SIDNEY — The Jaws of Life were used Wednesday morning on a van sitting at Wreckers Towing & Transport on North Stolle Avenue. The vehicle was cut, spread and busted apart during the Sidney Department of Fire & Emergency Services’s training exercises.
Fire Lt. Jason Truesdale instructed the department’s four new firefighters, Jared Pleiman, Ken Battiston, Joshua Waugh and Ross Kohler, and existing members, firefighters Collin Hable, Jeff Simon, Quinten Pence, and Lt. Ryan Heitman, on how to extricate a trapped person from a vehicle that may have been involved in a crash.
“This is our orientation process, and we are doing training with these new guys. So the new guys are going to get geared up and we are going to do a vehicle extrication today. Later in the day, we are flowing water into the (Shelby County) Jail and doing a (practice) evacuation of the jail,” Truesdale said.

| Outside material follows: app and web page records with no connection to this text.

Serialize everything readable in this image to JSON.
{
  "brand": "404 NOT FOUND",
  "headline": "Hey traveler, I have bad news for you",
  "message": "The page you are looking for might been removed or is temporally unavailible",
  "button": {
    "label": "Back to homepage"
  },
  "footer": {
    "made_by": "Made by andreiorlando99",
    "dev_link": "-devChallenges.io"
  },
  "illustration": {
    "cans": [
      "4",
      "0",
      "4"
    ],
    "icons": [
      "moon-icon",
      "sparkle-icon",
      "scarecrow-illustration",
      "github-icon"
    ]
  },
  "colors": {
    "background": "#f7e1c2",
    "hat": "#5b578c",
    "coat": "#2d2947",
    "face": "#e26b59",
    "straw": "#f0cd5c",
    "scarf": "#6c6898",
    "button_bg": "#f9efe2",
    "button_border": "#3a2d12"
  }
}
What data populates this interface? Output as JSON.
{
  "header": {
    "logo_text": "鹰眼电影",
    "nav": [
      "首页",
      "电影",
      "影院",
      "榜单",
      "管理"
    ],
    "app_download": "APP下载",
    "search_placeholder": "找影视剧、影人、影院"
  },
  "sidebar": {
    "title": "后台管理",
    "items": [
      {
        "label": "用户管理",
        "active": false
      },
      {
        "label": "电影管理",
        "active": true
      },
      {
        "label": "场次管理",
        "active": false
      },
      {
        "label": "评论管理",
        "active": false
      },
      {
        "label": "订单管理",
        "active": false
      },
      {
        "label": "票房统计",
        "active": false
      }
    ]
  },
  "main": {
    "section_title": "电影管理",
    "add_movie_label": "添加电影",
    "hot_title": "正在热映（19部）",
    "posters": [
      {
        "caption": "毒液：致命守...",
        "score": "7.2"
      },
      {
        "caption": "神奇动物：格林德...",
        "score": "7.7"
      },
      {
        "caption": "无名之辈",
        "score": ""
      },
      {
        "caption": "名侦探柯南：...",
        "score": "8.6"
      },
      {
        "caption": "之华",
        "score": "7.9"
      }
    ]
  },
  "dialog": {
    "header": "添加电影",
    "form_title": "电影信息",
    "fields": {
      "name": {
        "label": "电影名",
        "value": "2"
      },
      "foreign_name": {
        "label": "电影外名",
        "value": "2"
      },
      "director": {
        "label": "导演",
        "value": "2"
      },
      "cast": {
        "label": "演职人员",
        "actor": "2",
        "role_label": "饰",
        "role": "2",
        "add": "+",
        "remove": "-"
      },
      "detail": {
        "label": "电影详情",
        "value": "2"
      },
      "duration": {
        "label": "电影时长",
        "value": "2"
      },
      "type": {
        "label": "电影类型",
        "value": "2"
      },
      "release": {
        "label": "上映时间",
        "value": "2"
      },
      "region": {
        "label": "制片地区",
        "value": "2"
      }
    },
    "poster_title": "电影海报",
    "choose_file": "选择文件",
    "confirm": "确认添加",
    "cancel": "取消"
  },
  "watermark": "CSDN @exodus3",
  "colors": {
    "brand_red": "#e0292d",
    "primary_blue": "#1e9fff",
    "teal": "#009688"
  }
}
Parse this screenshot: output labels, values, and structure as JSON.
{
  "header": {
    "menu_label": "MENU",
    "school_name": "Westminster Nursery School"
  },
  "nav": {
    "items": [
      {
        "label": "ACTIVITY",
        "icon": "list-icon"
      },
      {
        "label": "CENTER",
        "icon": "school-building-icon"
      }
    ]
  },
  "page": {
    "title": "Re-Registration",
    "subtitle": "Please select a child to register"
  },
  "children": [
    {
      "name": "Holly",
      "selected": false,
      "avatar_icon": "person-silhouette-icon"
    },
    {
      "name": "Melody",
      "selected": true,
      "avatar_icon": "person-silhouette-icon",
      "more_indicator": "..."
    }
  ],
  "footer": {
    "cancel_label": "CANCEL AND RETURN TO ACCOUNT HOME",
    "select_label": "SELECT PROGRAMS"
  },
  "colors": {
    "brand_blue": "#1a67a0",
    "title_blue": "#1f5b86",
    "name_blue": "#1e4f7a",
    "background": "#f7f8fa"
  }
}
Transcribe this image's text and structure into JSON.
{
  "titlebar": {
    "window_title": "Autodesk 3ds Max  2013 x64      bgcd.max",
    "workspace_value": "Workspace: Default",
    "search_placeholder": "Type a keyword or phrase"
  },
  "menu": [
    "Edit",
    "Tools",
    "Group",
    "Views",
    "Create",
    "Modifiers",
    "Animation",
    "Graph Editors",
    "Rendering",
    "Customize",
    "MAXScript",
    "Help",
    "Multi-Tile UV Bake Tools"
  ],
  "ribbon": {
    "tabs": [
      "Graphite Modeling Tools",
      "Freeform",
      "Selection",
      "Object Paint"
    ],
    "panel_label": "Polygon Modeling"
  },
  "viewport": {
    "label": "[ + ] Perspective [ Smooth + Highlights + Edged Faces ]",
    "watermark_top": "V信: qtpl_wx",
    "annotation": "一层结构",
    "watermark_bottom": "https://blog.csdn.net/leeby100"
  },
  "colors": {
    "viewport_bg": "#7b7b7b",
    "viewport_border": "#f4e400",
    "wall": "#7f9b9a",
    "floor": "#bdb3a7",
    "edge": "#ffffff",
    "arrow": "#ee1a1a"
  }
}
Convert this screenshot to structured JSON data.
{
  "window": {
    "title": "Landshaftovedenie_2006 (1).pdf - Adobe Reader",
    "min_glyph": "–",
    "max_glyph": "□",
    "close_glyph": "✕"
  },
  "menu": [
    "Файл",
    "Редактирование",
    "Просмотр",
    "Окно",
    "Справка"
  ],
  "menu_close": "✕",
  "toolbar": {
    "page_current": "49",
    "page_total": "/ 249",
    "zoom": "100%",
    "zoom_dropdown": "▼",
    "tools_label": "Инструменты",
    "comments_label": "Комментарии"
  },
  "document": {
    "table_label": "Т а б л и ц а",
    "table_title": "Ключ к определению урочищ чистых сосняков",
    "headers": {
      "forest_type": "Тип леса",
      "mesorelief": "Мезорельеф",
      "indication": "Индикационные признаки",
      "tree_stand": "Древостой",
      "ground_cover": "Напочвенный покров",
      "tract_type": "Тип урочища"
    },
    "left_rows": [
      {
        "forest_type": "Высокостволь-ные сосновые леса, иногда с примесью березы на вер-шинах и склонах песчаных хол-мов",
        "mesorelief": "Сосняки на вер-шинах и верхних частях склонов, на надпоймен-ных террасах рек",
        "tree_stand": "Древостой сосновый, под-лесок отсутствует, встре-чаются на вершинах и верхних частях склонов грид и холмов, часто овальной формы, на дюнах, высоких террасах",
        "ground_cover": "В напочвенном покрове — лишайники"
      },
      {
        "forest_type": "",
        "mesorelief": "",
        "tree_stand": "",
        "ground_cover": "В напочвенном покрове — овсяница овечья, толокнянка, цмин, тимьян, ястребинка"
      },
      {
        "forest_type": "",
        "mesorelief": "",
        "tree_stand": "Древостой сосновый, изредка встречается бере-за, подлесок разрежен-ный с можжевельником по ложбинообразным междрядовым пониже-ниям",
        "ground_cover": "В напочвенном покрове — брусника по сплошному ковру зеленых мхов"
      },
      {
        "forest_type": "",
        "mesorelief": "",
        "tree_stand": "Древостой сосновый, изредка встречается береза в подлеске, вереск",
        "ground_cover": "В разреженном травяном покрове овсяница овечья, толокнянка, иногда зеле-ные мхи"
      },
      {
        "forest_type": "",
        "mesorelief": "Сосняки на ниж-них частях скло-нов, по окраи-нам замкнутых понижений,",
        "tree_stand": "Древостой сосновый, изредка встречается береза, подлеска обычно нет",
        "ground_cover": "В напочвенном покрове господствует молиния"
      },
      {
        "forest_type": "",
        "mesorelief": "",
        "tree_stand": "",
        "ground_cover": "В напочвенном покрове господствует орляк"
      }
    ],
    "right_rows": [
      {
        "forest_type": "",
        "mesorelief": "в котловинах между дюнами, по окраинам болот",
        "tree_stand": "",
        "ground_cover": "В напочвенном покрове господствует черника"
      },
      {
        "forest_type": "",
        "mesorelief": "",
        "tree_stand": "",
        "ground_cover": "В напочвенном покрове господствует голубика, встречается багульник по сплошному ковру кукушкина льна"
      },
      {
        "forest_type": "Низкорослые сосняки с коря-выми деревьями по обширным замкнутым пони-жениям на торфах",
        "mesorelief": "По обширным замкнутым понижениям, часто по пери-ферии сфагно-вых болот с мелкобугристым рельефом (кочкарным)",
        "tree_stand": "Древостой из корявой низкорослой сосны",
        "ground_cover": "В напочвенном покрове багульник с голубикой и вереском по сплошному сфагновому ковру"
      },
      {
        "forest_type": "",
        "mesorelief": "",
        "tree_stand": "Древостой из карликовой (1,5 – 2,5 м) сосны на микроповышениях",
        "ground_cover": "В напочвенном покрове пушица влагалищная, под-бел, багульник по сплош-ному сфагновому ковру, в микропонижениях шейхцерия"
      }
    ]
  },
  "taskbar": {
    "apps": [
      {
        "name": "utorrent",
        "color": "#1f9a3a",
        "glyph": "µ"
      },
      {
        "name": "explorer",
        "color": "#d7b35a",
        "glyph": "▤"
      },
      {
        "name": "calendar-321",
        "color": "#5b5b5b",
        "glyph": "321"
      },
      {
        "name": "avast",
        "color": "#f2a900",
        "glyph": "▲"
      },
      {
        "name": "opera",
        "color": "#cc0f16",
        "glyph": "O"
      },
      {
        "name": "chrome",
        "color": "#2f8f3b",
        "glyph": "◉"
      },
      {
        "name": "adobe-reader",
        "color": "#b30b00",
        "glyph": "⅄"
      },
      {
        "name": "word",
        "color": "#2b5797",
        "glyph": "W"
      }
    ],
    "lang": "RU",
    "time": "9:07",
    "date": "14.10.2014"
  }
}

The salvaged 2005 Honda Odyssey was donated by State Farm Insurance company. Wreckers donated the time, manpower and gas to pickup and tow the van from Dayton to the business’s property for Sidney Fire to conduct the training.
While leading the group through the exercises, Truesdale also further explained to onlooking members of local State Farm agencies, Andrew Shaffer, Ashley Himes and Jessica Hammaker, the reasoning for the methods they were practicing.
“State Farm has a great program where we try to help out in the community as much as we can and we want to support the fire department in many ways. And when talking with Jason, he said they were about to be hiring and do training for the city of Sidney. I said we would love to try to help you out with a vehicle for extrication training. And so we worked hard to find a car to utilize for training purposes. And so, here we are today. This is the fruition of about six months of work,” Shaffer said of how State Farm got involved.
Firefighters who were actively training were fully suited up from helmet to boot. Other firefighters were in uniform, but stood by with fire apparatus parked nearby ready to respond to an emergency.
Truesdale first directed first responders how to work together to stabilize a vehicle using blocks near each wheel, clear away any hazards and to make sure the vehicle is off and in park, if possible.
Firefighters then practiced the most effective and safest way to bust windows out of a vehicle with occupants inside. They experimented using various tools to break out windows and remove a windshield using a windshield saw. The men also learned how to cut and open a vehicle’s hood based upon where its latch may be located, in the event the engine was on fire. They worked to remove doors, the van’s roof and back hatch using the Jaws of Life battery and hydraulic operated cutters and spreaders. Then, with the help of a ram, firefighters learned how pop and pull out the steering column and also roll back a vehicle’s dashboard in case a person’s feet needed to be freed from the gas and brake pedal area.
Aside from protective gear worn and the Jaws of Life, firefighters also used several other tools, such as various types of saws, a ram, window punch, and a multi-purpose prying tool to pull pieces off of the van, inside and out. Truesdale instructed the men to be aware of safety hazards for themselves when working to free vehicle occupants. The main goal is get patients freed within 20 minutes.
“We shoot for 20 minutes. We want to get the person out of the vehicle, on a cot, within 20 minutes to the hospital. But sometimes it’s a lot less; we get in and get out and done in 10 minutes,” Truesdale said. “Sometimes it takes longer. Sometimes it’s very complicated traffic where we have multiple vehicles, or a semi, where we under-ride and there are a lot of different safety things that we have to work with to get to try to get access to the patient.”
Also wearing protective gear, Shaffer and Himes also got a hands-on opportunity to see how difficult it can be to break a window or cut off a door.
“We are just hear to represent State Farm and just wanted to show that we support our first responders and our emergency rescue team. That’s so important for what we do. And show that State Farm cares about our local town and about supporting our first responders. Be like to be part of this and be the ones to say yes and get it done,” Himes said.
Shaffer noted the Jaws of Life was much heavier than he anticipated. He also noticed the hydraulic set attached to the fire truck by a set of power cords affects how quickly first responders can maneuver the tool. The cords can present an additional hazard in a chaotic rushed scene.
Truesdale told the onlookers he also wants the guys to make mistakes during training so they remember the most effective and quickest way to achieve the goal.
Heitman noted the training is good because all vehicles are built differently, so there is not one set way to extricate a trapped person.
“It’s really rewarding,” said firefighter Mike Utz, who was looking on, “and it’s a huge sense of relief when you can get someone out or their family out. It’s an immediate sense of relief.”
“This is just the beginning of our partnership,” Shaffer said. “This is the first year of doing this. We are going to try to keep this going. One of our goals is to get a hybrid-type vehicle so they are training with the newest and latest technology out there. And the better they are trained the better prepared they are when an actual emergency happens.”
Reach the writer at 937-538-4823.